The UK Moves Forward with 5G and Huawei but Limits Equipment to Non-Critical Applications

February 08, 2020 by Luke James

The UK government is to allow Chinese tech giant Huawei to play a limited role in supplying the country’s 5G networks.

The UK has relented and announced that it is to let Huawei continue to be used in its 5G networks but with restrictions, despite mounting pressure from the U.S. to block the company entirely. 

A government source said that the restrictions being announced on “high risk” 5G vendors will allow it to avoid “potential risk posed by the supply chain and to combat a range of threats, whether cybercriminals or state-sponsored attacks”. Huawei will be banned from supplying its hardware to “sensitive parts” of the 5G network, referred to as ‘the core’. 

In addition, Huawei’s hardware will make up only 35% of the kit used in a network’s periphery, including radio masts. Huawei will also be excluded from deploying hardware in areas close to military bases, nuclear sites, and other sensitive locations. 


A Final Decision

The decision was finally made by Boris Johnson after a National Security Council (NSC) meeting attended by senior government figures and officials from the UK’s cybersecurity body. It puts to an end more than a year of umming and aahing over whether Huawei’s hardware should be authorised for use within the UK’s 5G networks. 

Although there has been plenty of political grandstanding since Q3 2018 from the UK and U.S. with plenty of reasons to ban Huawei from these networks thrown around, there is also justification for allowing Huawei to play a limited role in the UK’s 5G networks. 

In a statement, Boris Johnson reported that he had spoken to President Trump to explain the decision and that, "The prime minister underlined the importance of like-minded countries working together to diversify the market and break the dominance of a small number of companies,".


Executives from and Huawei at the opening event for the London Huawei 5G Innovation & Experience Center.

Executives from and Huawei (From left to right: Jamie Davies, Bob Cai, Jerry Wang, Tim Watkins and Adam Mynott) at the joint opening of the Huawei 5G Innovation & Experience Center in London. Image used courtesy of Huawei.

The UK Approves 5G Despite U.S. Pressures     

In the days leading up to the UK announcement, pressure from the U.S. began mounting, with the secretary of state, Mike Pompeo, tweeting that the UK faced a “momentous” decision. “The truth is that only nations able to protect their data will be sovereign,” he warned. 

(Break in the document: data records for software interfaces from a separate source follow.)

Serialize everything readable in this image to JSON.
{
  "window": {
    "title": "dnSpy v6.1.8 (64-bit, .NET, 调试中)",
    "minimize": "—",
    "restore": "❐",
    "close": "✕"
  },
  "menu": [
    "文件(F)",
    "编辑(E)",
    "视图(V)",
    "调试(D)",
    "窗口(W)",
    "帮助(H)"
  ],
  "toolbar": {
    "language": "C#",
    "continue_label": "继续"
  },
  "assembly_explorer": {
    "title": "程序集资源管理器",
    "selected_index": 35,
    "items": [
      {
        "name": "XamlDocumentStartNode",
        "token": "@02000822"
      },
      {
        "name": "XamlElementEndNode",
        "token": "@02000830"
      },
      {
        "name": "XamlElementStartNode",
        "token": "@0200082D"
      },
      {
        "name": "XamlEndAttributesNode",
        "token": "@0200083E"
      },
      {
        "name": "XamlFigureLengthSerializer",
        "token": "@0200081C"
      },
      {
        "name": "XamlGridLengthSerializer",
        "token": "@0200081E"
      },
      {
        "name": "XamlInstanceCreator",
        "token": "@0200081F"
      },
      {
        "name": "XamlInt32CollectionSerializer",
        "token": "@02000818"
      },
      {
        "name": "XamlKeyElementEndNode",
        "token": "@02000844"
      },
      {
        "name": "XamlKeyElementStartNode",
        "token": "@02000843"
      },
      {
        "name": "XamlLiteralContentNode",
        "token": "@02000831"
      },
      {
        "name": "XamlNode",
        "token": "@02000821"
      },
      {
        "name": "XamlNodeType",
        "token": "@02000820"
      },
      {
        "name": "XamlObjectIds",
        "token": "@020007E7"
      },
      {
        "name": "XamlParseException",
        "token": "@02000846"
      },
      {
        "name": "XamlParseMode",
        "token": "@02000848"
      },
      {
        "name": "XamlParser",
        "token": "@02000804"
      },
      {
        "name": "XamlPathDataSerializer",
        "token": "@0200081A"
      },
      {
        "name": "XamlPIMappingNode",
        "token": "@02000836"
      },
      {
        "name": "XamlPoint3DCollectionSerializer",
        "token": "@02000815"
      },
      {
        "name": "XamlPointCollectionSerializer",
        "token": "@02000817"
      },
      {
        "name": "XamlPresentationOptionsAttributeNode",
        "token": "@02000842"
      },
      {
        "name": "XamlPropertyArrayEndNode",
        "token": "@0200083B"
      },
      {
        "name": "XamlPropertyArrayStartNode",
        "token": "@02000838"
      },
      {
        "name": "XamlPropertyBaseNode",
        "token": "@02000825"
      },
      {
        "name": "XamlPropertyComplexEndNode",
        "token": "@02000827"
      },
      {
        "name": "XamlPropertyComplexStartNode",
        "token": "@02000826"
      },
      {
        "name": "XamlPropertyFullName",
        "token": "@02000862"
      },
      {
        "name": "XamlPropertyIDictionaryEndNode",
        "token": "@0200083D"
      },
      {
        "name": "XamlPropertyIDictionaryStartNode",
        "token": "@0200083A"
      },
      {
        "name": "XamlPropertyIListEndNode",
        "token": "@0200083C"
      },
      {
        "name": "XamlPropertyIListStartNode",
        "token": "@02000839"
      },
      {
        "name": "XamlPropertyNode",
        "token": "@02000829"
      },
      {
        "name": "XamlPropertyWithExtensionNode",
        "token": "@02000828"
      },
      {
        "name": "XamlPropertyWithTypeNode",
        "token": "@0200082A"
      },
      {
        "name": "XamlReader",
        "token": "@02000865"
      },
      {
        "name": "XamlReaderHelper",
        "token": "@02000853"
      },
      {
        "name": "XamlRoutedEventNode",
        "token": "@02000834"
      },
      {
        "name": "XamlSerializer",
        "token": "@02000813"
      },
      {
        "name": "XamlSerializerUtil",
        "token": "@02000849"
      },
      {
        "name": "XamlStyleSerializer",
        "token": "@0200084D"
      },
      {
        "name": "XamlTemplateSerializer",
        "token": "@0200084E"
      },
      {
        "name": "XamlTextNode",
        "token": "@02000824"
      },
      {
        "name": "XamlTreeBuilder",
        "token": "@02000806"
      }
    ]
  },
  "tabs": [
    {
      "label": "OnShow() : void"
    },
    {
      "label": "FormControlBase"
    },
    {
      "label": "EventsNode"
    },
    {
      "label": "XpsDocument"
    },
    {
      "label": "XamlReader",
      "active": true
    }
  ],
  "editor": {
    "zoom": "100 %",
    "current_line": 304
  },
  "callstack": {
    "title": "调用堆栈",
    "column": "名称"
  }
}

Despite the apparent rift between the UK and U.S., the UK’s Foreign Secretary, Dominic Raab, said that the decision would not have an impact on the UK’s intelligence-sharing relationship with the U.S. and other allies. 

"Nothing in this review affects this country's ability to share highly-sensitive intelligence data over highly-secure networks both within the UK and our partners, including the Five Eyes," Raab told the UK House of Commons.

Huawei has consistently denied claims that it is in the pocket of the Chinese government, and the company welcomed the UK’s decision with Victor Zhang, Huawei’s vice president, commenting that it was “reassured” that it could keep providing 5G tech to the UK. "We agree a diverse vendor market and fair competition are essential for network reliability and innovation, as well as ensuring consumers have access to the best possible technology," Zhang said in a statement.


Getting on with 5G

Although six UK mobile network operators, including the ‘big four’, have now launched their 5G networks and they are relatively patchy. Coverage is limited mostly to major cities and towns and large portions of the country remain unserved.

To achieve their growth plans over the next few years, all mentioned operators will use Huawei’s 5G equipment which has been fuelled by extensive R&D. The operators know this, too; Vodafone’s CEO, Nick Read, has said on record that a ban on Huawei would limit the speed of 5G’s introduction. 

Indeed, the core issue at the heart of this decision is that Huawei is the world’s leading 5G vendor. There are very few alternative providers. Even large European firms like Nokia cannot offer like-for-like 5G solutions at the same rate. Therefore, a full-blown ban on 5G at such a critical point in time would cause significant delays in deploying national 5G networks. 

The UK government has not ignored those critical and skeptical of Huawei, though. It has said that it will legislate “at the earliest possible opportunity” to establish powers for implementing a new framework for telecoms security. Meanwhile, 5G deployment must be gotten on with.